#### [What to do]
Hunt through the lines below for the string "heading" and copy each one that has it.

#### [Data records]

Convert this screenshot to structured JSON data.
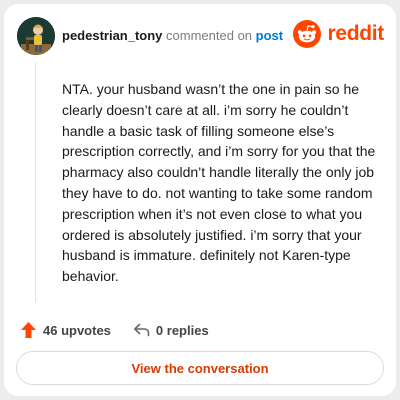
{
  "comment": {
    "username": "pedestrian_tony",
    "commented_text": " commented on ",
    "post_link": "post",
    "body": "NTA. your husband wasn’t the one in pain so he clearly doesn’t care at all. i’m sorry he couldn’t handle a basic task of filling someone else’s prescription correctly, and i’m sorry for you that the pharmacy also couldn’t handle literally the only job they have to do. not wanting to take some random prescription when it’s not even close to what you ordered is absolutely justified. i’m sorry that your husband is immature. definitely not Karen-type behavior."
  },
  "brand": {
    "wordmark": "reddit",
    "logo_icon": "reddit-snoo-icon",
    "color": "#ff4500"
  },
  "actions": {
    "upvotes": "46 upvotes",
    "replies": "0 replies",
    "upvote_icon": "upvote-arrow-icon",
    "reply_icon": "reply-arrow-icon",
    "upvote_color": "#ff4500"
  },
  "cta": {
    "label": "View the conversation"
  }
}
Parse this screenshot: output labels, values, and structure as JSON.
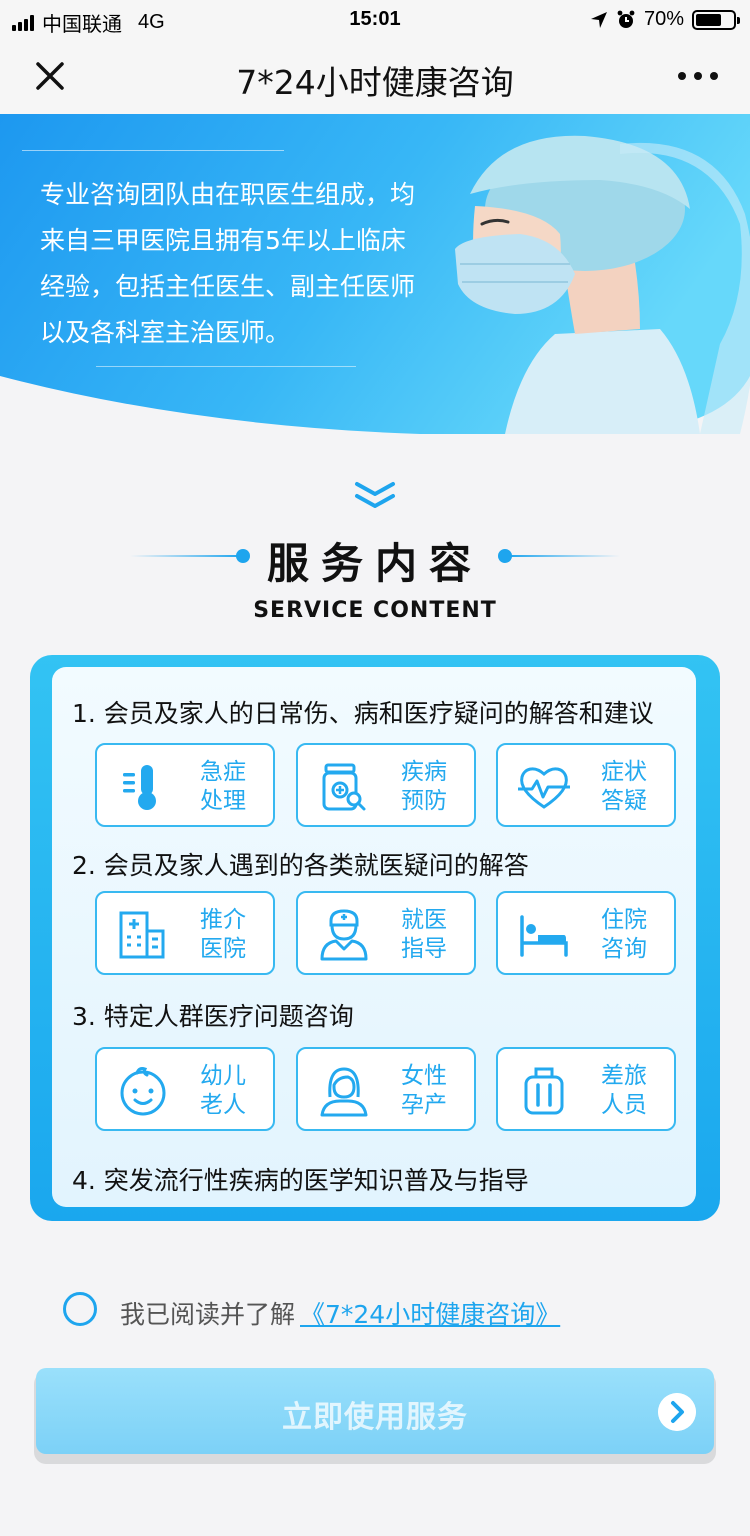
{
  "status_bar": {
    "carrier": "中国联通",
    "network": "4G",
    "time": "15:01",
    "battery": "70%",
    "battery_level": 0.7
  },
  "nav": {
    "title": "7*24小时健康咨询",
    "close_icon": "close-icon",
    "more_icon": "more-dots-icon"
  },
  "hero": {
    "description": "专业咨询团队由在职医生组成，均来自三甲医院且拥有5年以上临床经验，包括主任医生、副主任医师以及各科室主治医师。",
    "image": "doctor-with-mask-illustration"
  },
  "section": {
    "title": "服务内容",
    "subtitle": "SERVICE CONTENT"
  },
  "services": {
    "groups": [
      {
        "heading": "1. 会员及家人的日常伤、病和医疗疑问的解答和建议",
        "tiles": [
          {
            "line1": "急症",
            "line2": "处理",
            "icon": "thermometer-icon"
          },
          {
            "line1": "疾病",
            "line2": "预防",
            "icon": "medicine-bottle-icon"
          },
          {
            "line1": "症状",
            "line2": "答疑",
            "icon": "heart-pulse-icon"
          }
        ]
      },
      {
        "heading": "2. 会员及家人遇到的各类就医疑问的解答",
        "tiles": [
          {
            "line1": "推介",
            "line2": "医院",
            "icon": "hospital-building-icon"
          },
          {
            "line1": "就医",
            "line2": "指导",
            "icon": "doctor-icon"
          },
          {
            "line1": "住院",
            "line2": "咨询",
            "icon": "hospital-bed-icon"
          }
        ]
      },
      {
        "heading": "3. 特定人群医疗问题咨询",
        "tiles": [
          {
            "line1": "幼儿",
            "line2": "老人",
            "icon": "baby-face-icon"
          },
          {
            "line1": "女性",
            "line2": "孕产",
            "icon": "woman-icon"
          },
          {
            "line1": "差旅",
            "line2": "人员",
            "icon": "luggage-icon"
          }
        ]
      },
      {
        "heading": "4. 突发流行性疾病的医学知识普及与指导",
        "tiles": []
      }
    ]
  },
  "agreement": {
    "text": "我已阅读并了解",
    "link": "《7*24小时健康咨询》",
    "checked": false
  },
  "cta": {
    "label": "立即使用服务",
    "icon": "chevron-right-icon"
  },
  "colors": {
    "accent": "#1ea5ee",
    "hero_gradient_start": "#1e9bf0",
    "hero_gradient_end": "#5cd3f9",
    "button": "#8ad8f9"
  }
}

#### [Result of the exercise]
        "heading": "1. 会员及家人的日常伤、病和医疗疑问的解答和建议",
        "heading": "2. 会员及家人遇到的各类就医疑问的解答",
        "heading": "3. 特定人群医疗问题咨询",
        "heading": "4. 突发流行性疾病的医学知识普及与指导",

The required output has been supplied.